ACTION ITEM - Every entry below, first to last, should be restated word for word.

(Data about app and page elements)
---

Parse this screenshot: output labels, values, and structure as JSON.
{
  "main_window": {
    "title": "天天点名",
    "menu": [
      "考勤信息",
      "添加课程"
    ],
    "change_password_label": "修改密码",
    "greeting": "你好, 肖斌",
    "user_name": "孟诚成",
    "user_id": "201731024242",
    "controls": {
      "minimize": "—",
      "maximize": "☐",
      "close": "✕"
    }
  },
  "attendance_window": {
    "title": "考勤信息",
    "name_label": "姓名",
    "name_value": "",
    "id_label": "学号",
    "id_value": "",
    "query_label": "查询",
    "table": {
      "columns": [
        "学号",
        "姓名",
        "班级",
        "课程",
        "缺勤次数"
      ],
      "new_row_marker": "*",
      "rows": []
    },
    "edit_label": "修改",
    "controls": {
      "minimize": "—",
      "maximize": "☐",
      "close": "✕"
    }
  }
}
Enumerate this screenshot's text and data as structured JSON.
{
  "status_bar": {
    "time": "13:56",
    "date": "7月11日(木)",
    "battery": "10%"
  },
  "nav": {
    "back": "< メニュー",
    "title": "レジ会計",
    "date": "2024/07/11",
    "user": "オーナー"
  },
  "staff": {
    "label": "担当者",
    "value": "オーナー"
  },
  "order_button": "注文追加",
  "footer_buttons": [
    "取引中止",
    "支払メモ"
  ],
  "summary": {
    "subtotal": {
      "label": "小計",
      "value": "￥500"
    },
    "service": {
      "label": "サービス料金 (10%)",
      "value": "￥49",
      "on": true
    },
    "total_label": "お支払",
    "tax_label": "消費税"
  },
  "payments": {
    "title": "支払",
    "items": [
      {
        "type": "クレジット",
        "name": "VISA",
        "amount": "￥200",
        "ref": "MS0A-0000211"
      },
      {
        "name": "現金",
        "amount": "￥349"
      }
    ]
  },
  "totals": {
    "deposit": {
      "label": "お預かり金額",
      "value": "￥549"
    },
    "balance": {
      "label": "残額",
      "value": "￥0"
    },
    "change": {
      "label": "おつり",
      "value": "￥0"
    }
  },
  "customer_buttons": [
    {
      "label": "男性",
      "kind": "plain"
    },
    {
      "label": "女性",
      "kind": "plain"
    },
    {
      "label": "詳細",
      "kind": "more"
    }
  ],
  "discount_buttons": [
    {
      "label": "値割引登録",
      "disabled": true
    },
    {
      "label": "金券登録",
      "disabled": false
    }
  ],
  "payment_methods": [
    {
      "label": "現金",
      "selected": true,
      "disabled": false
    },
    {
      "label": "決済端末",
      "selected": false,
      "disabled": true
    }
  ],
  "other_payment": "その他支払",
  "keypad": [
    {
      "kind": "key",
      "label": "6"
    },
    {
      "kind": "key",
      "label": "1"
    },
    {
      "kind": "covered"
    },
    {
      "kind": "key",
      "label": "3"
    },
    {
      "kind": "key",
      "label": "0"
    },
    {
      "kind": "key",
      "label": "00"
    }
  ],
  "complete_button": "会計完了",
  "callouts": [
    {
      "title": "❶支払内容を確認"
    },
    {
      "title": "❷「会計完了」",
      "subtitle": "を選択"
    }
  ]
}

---

EXERCISE SOLUTION -
Parse this screenshot: output labels, values, and structure as JSON.
{
  "main_window": {
    "title": "天天点名",
    "menu": [
      "考勤信息",
      "添加课程"
    ],
    "change_password_label": "修改密码",
    "greeting": "你好, 肖斌",
    "user_name": "孟诚成",
    "user_id": "201731024242",
    "controls": {
      "minimize": "—",
      "maximize": "☐",
      "close": "✕"
    }
  },
  "attendance_window": {
    "title": "考勤信息",
    "name_label": "姓名",
    "name_value": "",
    "id_label": "学号",
    "id_value": "",
    "query_label": "查询",
    "table": {
      "columns": [
        "学号",
        "姓名",
        "班级",
        "课程",
        "缺勤次数"
      ],
      "new_row_marker": "*",
      "rows": []
    },
    "edit_label": "修改",
    "controls": {
      "minimize": "—",
      "maximize": "☐",
      "close": "✕"
    }
  }
}
Enumerate this screenshot's text and data as structured JSON.
{
  "status_bar": {
    "time": "13:56",
    "date": "7月11日(木)",
    "battery": "10%"
  },
  "nav": {
    "back": "< メニュー",
    "title": "レジ会計",
    "date": "2024/07/11",
    "user": "オーナー"
  },
  "staff": {
    "label": "担当者",
    "value": "オーナー"
  },
  "order_button": "注文追加",
  "footer_buttons": [
    "取引中止",
    "支払メモ"
  ],
  "summary": {
    "subtotal": {
      "label": "小計",
      "value": "￥500"
    },
    "service": {
      "label": "サービス料金 (10%)",
      "value": "￥49",
      "on": true
    },
    "total_label": "お支払",
    "tax_label": "消費税"
  },
  "payments": {
    "title": "支払",
    "items": [
      {
        "type": "クレジット",
        "name": "VISA",
        "amount": "￥200",
        "ref": "MS0A-0000211"
      },
      {
        "name": "現金",
        "amount": "￥349"
      }
    ]
  },
  "totals": {
    "deposit": {
      "label": "お預かり金額",
      "value": "￥549"
    },
    "balance": {
      "label": "残額",
      "value": "￥0"
    },
    "change": {
      "label": "おつり",
      "value": "￥0"
    }
  },
  "customer_buttons": [
    {
      "label": "男性",
      "kind": "plain"
    },
    {
      "label": "女性",
      "kind": "plain"
    },
    {
      "label": "詳細",
      "kind": "more"
    }
  ],
  "discount_buttons": [
    {
      "label": "値割引登録",
      "disabled": true
    },
    {
      "label": "金券登録",
      "disabled": false
    }
  ],
  "payment_methods": [
    {
      "label": "現金",
      "selected": true,
      "disabled": false
    },
    {
      "label": "決済端末",
      "selected": false,
      "disabled": true
    }
  ],
  "other_payment": "その他支払",
  "keypad": [
    {
      "kind": "key",
      "label": "6"
    },
    {
      "kind": "key",
      "label": "1"
    },
    {
      "kind": "covered"
    },
    {
      "kind": "key",
      "label": "3"
    },
    {
      "kind": "key",
      "label": "0"
    },
    {
      "kind": "key",
      "label": "00"
    }
  ],
  "complete_button": "会計完了",
  "callouts": [
    {
      "title": "❶支払内容を確認"
    },
    {
      "title": "❷「会計完了」",
      "subtitle": "を選択"
    }
  ]
}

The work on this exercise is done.